Stored items from a collection:
*** Block opens ***

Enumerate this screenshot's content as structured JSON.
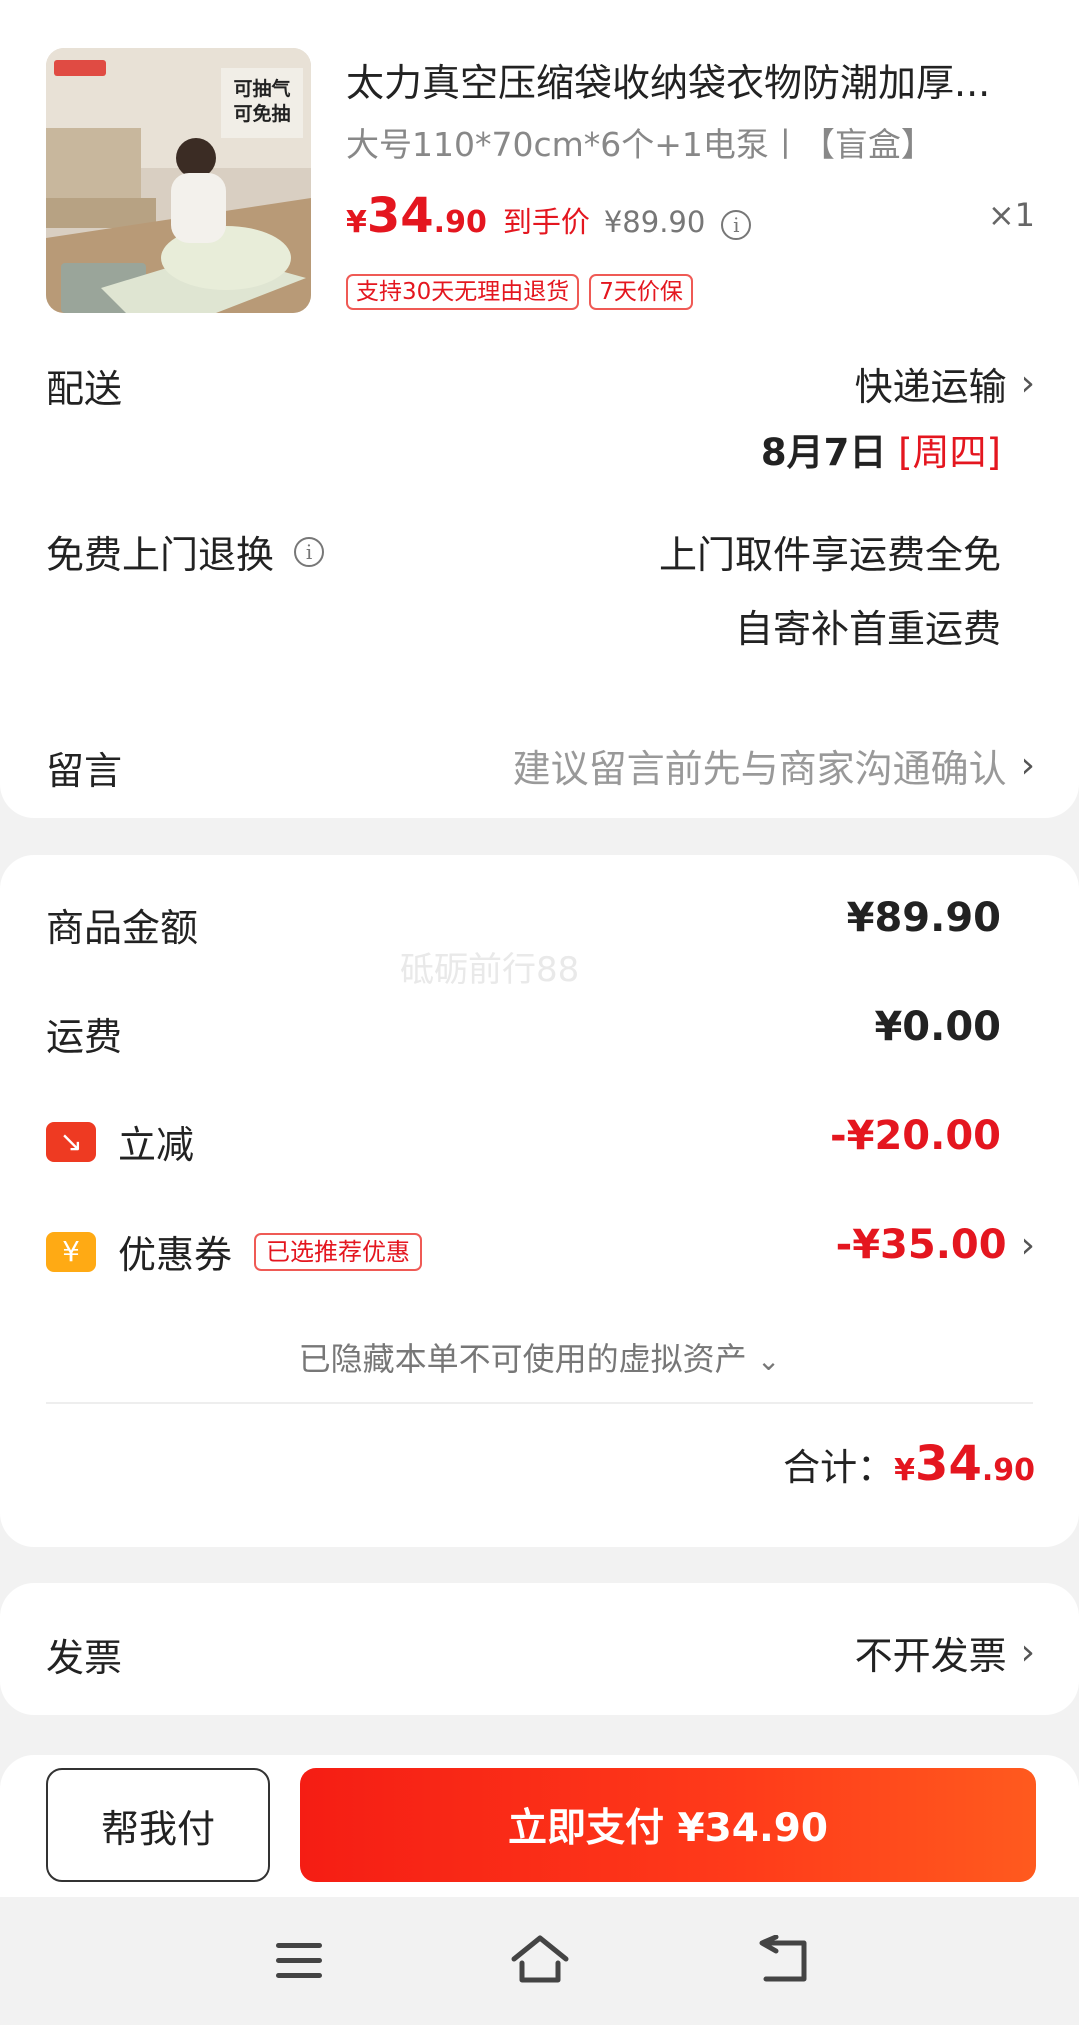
{
  "product": {
    "title": "太力真空压缩袋收纳袋衣物防潮加厚...",
    "spec": "大号110*70cm*6个+1电泵丨【盲盒】",
    "price_symbol": "¥",
    "price_int": "34",
    "price_dec": ".90",
    "price_label": "到手价",
    "original_price": "¥89.90",
    "quantity": "×1",
    "thumb_text": [
      "可抽气",
      "可免抽"
    ],
    "tags": [
      "支持30天无理由退货",
      "7天价保"
    ]
  },
  "delivery": {
    "label": "配送",
    "method": "快递运输",
    "date": "8月7日",
    "weekday": "[周四]"
  },
  "returns": {
    "label": "免费上门退换",
    "line1": "上门取件享运费全免",
    "line2": "自寄补首重运费"
  },
  "message": {
    "label": "留言",
    "placeholder": "建议留言前先与商家沟通确认"
  },
  "pricing": {
    "goods_label": "商品金额",
    "goods_value": "¥89.90",
    "shipping_label": "运费",
    "shipping_value": "¥0.00",
    "discount_label": "立减",
    "discount_value": "-¥20.00",
    "coupon_label": "优惠券",
    "coupon_tag": "已选推荐优惠",
    "coupon_value": "-¥35.00",
    "hidden_assets": "已隐藏本单不可使用的虚拟资产",
    "total_label": "合计：",
    "total_symbol": "¥",
    "total_int": "34",
    "total_dec": ".90",
    "watermark": "砥砺前行88"
  },
  "invoice": {
    "label": "发票",
    "value": "不开发票"
  },
  "actions": {
    "help_pay": "帮我付",
    "pay_now": "立即支付 ¥34.90"
  },
  "colors": {
    "accent": "#e4161f",
    "pay_button": "#f51d14"
  }
}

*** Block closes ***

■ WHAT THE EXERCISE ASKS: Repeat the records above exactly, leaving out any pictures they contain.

■ SOLUTION FOR THIS TASK:
Enumerate this screenshot's content as structured JSON.
{
  "product": {
    "title": "太力真空压缩袋收纳袋衣物防潮加厚...",
    "spec": "大号110*70cm*6个+1电泵丨【盲盒】",
    "price_symbol": "¥",
    "price_int": "34",
    "price_dec": ".90",
    "price_label": "到手价",
    "original_price": "¥89.90",
    "quantity": "×1",
    "thumb_text": [
      "可抽气",
      "可免抽"
    ],
    "tags": [
      "支持30天无理由退货",
      "7天价保"
    ]
  },
  "delivery": {
    "label": "配送",
    "method": "快递运输",
    "date": "8月7日",
    "weekday": "[周四]"
  },
  "returns": {
    "label": "免费上门退换",
    "line1": "上门取件享运费全免",
    "line2": "自寄补首重运费"
  },
  "message": {
    "label": "留言",
    "placeholder": "建议留言前先与商家沟通确认"
  },
  "pricing": {
    "goods_label": "商品金额",
    "goods_value": "¥89.90",
    "shipping_label": "运费",
    "shipping_value": "¥0.00",
    "discount_label": "立减",
    "discount_value": "-¥20.00",
    "coupon_label": "优惠券",
    "coupon_tag": "已选推荐优惠",
    "coupon_value": "-¥35.00",
    "hidden_assets": "已隐藏本单不可使用的虚拟资产",
    "total_label": "合计：",
    "total_symbol": "¥",
    "total_int": "34",
    "total_dec": ".90",
    "watermark": "砥砺前行88"
  },
  "invoice": {
    "label": "发票",
    "value": "不开发票"
  },
  "actions": {
    "help_pay": "帮我付",
    "pay_now": "立即支付 ¥34.90"
  },
  "colors": {
    "accent": "#e4161f",
    "pay_button": "#f51d14"
  }
}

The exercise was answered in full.